It’s impossible to completely avoid “bad” fats but it’s crazy not to remove them from our diet where and when we can by make small, easy changes to our buying and cooking habits.

Margarine Alternative

As a final tip, if you’re hooked on margarine because it’s so dang easy to spread but you’re rethinking the logic, try 1 part organic butter/1 part olive oil. Bring the butter to room temperature then mix with the olive oil. Refrigerate and use as needed, it spreads like margarine.

Thoughts on Food, Inc.

I watched Food, Inc. last night and enjoyed it in a horrifying, “Gross, I just bought chicken. I wasn’t thinking about how it’s farmed when I made the impulse, grocery store purchase. Now I don’t know if I can actually eat it” sort of way.

Much of the information was nothing new from what I’ve seen in other similar documentaries such as Our Daily Bread (warning: do not eat in front of the TV) and the Supermarket Secrets exposé series from the UK (don’t get all superior, the exact same things happen here).

I assure you, I may have seen much of it before, but it’s no less disgusting and infuriating.

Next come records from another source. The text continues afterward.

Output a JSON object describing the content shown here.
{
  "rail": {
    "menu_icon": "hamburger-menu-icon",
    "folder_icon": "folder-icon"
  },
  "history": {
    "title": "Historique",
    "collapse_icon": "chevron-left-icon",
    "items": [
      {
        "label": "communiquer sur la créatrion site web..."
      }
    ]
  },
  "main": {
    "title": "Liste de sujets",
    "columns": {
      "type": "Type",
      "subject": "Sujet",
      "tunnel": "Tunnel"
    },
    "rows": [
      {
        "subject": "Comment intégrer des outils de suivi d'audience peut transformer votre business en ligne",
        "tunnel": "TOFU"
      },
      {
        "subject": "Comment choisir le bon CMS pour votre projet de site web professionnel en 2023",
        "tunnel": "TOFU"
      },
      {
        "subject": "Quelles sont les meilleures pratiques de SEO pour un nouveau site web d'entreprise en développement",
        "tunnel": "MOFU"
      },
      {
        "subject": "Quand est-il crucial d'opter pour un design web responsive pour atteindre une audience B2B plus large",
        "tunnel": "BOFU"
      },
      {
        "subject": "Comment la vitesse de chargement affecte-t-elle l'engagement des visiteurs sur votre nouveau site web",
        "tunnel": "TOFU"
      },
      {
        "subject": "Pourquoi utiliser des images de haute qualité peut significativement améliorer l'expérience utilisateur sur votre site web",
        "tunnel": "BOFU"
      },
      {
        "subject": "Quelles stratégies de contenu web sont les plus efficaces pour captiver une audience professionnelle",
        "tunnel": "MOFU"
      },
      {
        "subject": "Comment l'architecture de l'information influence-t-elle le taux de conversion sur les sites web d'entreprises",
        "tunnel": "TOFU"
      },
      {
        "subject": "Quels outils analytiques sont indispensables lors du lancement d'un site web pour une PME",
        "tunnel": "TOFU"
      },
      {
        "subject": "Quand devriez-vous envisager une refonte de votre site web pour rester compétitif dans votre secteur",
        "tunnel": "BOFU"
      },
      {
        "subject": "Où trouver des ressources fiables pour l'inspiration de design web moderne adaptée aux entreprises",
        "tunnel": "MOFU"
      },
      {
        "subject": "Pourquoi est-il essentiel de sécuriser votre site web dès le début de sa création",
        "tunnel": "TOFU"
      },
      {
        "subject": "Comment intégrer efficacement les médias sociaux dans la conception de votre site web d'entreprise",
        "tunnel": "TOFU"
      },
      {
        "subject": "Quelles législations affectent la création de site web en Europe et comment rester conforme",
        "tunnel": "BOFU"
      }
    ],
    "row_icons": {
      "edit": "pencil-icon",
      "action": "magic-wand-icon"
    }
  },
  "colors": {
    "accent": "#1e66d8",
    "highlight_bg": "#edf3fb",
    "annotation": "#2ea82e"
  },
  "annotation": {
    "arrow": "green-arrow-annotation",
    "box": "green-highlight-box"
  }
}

Whether we’re talking about how animals are “farmed” — and I use the term loosely — or the Big Brother tactics of seed companies, or even industry/legislator incest in food regulation, I hope we start waking up en masse to the seriousness of these issues. Sooner than later.

There were a couple of angles in the film I particularly appreciated. First was an interview with Gary Hirschberg, CEO of Stonyfield Farm organic yogurt company, especially the extended version in the special features section of the DVD. He talks about the power of consumers and business to shape how industry and mega-corporations behave, in this case Wal-Mart.

When Wal-Mart gets on the organic food bandwagon you know the concept has gone mainstream. They are in it for the profit, without a doubt, but that profit is driven by consumers. And the side effect is many more tons of pesticide and poison NOT spilling into our watersheds, as well as less crap in our food. How is that a bad thing? (Watch for a brilliant clip where a farmers happily tells Wal-Mart execs who’ve come to visit, “Wow, I’ve never even been in a Wal-Mart store, we boycott them.”)

Another great element of the film is dialogue with a farmer who clearly describes the benefits both health and environmental of choosing small scale, integrated farming methods. Watch for the description of how keeping cows, pigs and chickens together creates mutually beneficial side effects and reduces the need for artificial interference with medication and chemicals. Again, it’s worth watching the extended interview.

And finally, my favourite thing about Food, Inc. was how, after showcasing the sorry state of affairs, they wrap things up on a high note with a list of things anyone can start doing right now to vote with their dollars. The film does an excellent job of highlighting many of the entwined issues surrounding food security, then offering ways for you and I to get involved and contribute to resolving the problem. And it’s not even that hard!